For an example: is factually correct that there are white people have intimate relations with other race groups. It is factually correct that there are black people at Stellenbosch University who pride themselves in being able to speak Afrikaans. It is factually correct that there are individuals who prophetically claim to not see people as racialized figures, rather as human beings. However, these facts are exceptions which do not have a legitimate place in the discussion about the frameworks, trends and motifs of contemporary racism. These exceptions have a misplaced role in annihilating the truth in Stellenbosch University being one of the last remaining fortresses of Afrikaans nationalism to exist in a democratic era. These exceptions are misplaced in negating the fact Stellenbosch University is built on an odious foundation which continues to police and insult and react violently towards non-hegemonic/black bodies on an institutional, intellectual, socio-cultural, physical and emotional level.
The narratives which this campaign portrays are hazardously wrong to suggest that the ushering of democracy is synonymous with destroying the previous racial structures and reversing the generational adversities of the past. It is interesting to contemplate the chances of the #IAmStellenbosch campaign not being a reaction to the realities raised in the Luister documentary. To say that #IAmStellenbosch is an arbitrary exercise in achieving social cohesion and not a reaction to Luister, is a blatant lie. The real intention of the #IAmStellenbosch campaign is to protect whiteness from its racial transgression, by silencing the voices which speak against it.
The #AmStelllebosch campaign is a lazy effort in understanding how South Africa is structurally, pedagogically and emotionally set up. The #IamStellenbosch campaign is as much of an overwhelming willingness to silence as it an unwillingness to learn. The #IAmStellenbosch campaign is a mediocre exercise which seeks recognises itself as the only consciousness that matters. This is the fundamental nature of white hegemony.
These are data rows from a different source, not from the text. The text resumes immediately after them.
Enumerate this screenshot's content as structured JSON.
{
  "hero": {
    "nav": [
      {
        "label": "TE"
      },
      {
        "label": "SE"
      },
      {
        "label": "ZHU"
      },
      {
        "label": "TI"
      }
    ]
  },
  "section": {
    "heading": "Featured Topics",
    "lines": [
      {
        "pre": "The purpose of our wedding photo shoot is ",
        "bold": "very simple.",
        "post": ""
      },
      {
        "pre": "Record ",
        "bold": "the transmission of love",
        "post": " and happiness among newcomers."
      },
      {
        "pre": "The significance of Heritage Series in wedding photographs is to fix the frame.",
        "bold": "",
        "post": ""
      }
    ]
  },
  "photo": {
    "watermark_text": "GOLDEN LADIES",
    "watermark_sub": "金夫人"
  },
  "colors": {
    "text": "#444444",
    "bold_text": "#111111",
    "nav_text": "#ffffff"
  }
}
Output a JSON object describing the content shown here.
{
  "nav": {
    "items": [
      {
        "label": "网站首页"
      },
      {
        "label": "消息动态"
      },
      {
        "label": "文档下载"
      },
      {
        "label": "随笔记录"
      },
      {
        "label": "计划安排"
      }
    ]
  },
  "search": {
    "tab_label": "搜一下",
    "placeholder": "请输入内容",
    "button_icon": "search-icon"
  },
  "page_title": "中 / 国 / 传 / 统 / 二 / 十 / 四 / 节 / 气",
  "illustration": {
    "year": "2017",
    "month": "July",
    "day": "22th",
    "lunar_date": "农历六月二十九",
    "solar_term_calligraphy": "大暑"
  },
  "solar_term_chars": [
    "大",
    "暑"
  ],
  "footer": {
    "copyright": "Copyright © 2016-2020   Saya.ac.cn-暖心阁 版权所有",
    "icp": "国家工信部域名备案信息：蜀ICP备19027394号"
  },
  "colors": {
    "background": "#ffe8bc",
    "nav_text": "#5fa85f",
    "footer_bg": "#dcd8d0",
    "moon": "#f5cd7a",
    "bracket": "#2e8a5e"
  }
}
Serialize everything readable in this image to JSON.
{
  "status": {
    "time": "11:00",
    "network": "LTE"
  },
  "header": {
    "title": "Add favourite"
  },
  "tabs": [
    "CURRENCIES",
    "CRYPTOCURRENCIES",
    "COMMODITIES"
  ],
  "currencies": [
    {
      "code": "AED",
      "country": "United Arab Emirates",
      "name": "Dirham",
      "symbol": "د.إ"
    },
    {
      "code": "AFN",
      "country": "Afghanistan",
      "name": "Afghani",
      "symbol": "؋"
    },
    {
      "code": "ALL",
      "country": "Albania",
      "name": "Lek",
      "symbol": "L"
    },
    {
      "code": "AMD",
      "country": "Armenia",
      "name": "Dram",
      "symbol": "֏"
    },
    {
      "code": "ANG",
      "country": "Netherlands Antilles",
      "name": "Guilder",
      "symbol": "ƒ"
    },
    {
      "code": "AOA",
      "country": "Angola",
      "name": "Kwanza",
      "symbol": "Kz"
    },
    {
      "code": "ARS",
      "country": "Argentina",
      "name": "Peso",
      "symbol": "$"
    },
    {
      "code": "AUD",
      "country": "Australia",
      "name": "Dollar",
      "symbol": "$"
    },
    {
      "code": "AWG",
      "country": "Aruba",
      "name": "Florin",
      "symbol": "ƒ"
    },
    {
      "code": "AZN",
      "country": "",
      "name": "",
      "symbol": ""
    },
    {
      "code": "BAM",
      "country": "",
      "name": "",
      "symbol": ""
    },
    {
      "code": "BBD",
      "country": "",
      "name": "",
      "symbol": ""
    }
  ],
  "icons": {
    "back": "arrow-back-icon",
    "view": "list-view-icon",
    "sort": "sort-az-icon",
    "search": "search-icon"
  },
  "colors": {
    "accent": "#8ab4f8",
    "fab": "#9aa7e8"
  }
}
“Non-racialism” is the new magic cloak whiteness wears to disguise itself.